After months of discussions and negotiations, the Weatherford City Council approved with a narrow 3-2 vote the combination of two fire stations on the east side of the city near the lake.
The interlocal agreement between the ESD 3 station in Hudson Oaks and Weatherford’s Station 2 located by the lake was first mentioned in a work session on May 28 and was approved at the meeting Nov. 12.
"It’s going to improve our level of service to the citizens," Mayor Dennis Hooks said of the agreement, which he referred to as “revenue neutral.”
The two stations are located only a couple miles from each other and because Weatherford wraps all around the city of Hudson Oaks, the locations of their districts sometimes cause them to drive past each other to reach an emergency.
With the agreement, Weatherford will no longer use Station 2 – which is actually part of a water treatment plant – and will instead serve from the more conveniently located ESD station. Weatherford will not just get to use the ESD station’s facilities but also their equipment, vehicles and even their volunteer force of about 20 firefighters.
In return, Weatherford will hire the six firefighters who had been working from ESD 3. Three of those positions already exist and Hudson Oaks will pay about $200,000 to cover the cost of salary and benefits for the remaining three.
Dissenting voters disagreed with the claim that the agreement would be virtually revenue neutral.
Weatherford Fire Department Chief Paul Rust said a dollar figure cannot be placed on many of the benefits Weatherford will receive. The value of the ESD equipment alone that Weatherford will use is approximately $1 million.
Any other financial disparity would be made up for over a period of time since it postpones the purchase of a fire truck – which has been removed from the budget the last couple years – and means Weatherford would not have to build a new station when the water treatment plant asks for their building back.
Weatherford has long had a good relationship with the ESD – even borrowing an engine when theirs were being serviced – and Rust said he wants that good neighbor relationship to continue.
"If the people from ESD benefit from this as well, that’s a good thing," Council member Jeff Robinson said. "I really think it’s a win-win."
With the agreement, it is now the Weatherford department’s job to respond to calls from the Hudson Oaks area that ESD 3 is responsible for and also to pay some of the costs involved.
Station 2 averaged about 1.7 calls each day and about 260 calls for all 2012. Combining with the over 620 calls the ESD station covered, the call volume could more than triple.
Council members with dissenting votes to the agreement questioned whether increasing that volume so drastically would have a negative effect on the station.

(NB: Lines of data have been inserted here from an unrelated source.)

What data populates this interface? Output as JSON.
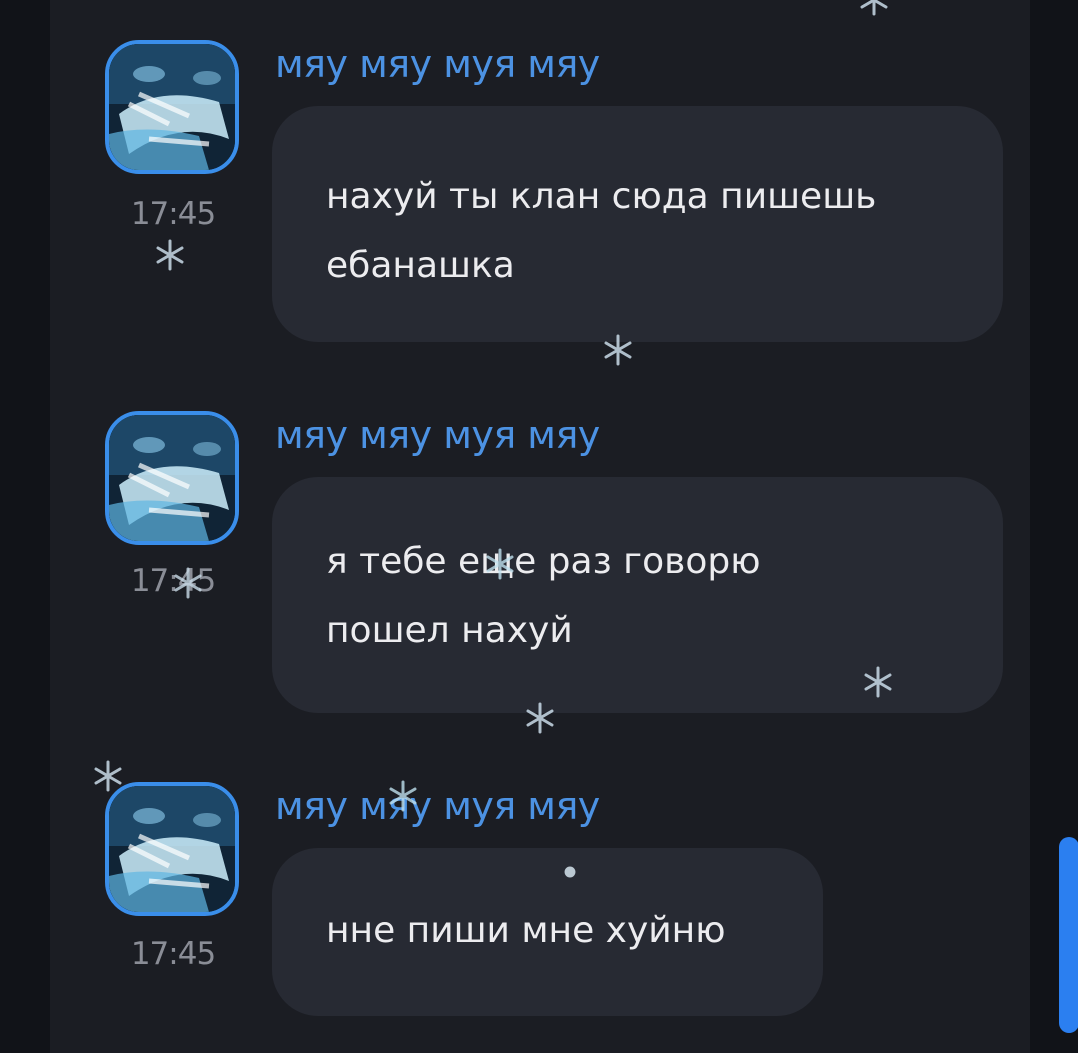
{
  "messages": [
    {
      "sender": "мяу мяу муя мяу",
      "time": "17:45",
      "lines": [
        "нахуй ты клан сюда пишешь",
        "ебанашка"
      ]
    },
    {
      "sender": "мяу мяу муя мяу",
      "time": "17:45",
      "lines": [
        "я тебе еще раз говорю",
        "пошел нахуй"
      ]
    },
    {
      "sender": "мяу мяу муя мяу",
      "time": "17:45",
      "lines": [
        "нне пиши мне хуйню"
      ]
    }
  ],
  "icons": {
    "avatar": "user-avatar-photo",
    "snowflake": "snowflake-icon"
  },
  "colors": {
    "background": "#1b1d23",
    "bubble": "#272a33",
    "sender_name": "#4c92e3",
    "avatar_border": "#3a8eea",
    "scrollbar": "#2b7ff0",
    "message_text": "#ececef",
    "time_text": "#8a8d96"
  }
}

But Rust pointed out that even with that increase, the station would still only be the third busiest of the four.
Council member and former fire officer Craig Swancy said whether a single shift has 1.7 calls or the average 11 calls Station 1 receives, those firefighters will still be on shift for 24 hours. More calls would be a boost in morale as well as give them more chances to demonstrate and practice their skills.
Robinson lives almost next door to Station 2 and said the firefighters do spend a lot of time at the station because they receive so few calls. Combining the stations already so near to each other would give them more opportunities and also let them combine services given to almost the same area.
"It’s a duplication that’s a waste for taxpayers in the long run," Robinson said.
With the greater number of firefighters, stations will be able to have four on each shift instead of the two or three ESD 3 and Station 2 had been using.
Having four would allow firefighters to enter a burning building more quickly to save property since state law requires that two firefighters must remain outside the building for two to enter if there is no rescue taking place. With three firefighters on the engine they would have to wait for a second engine to arrive.
"A four-man crew is much more efficient," Swancy said, on top of it being safer. "Always has been and always will be."
Two days after receiving approval, the Weatherford department started serving their new district, Station 2 started moving into the new station and the newly hired firefighters began their two weeks of orientation.
"This is a unique opportunity," Swancy said. "If it doesn’t work, it doesn’t work."
If after a year the departments decide that the agreement will not work out, it will be severed with no loss on either side.
"We’ll see what happens," Dennis said.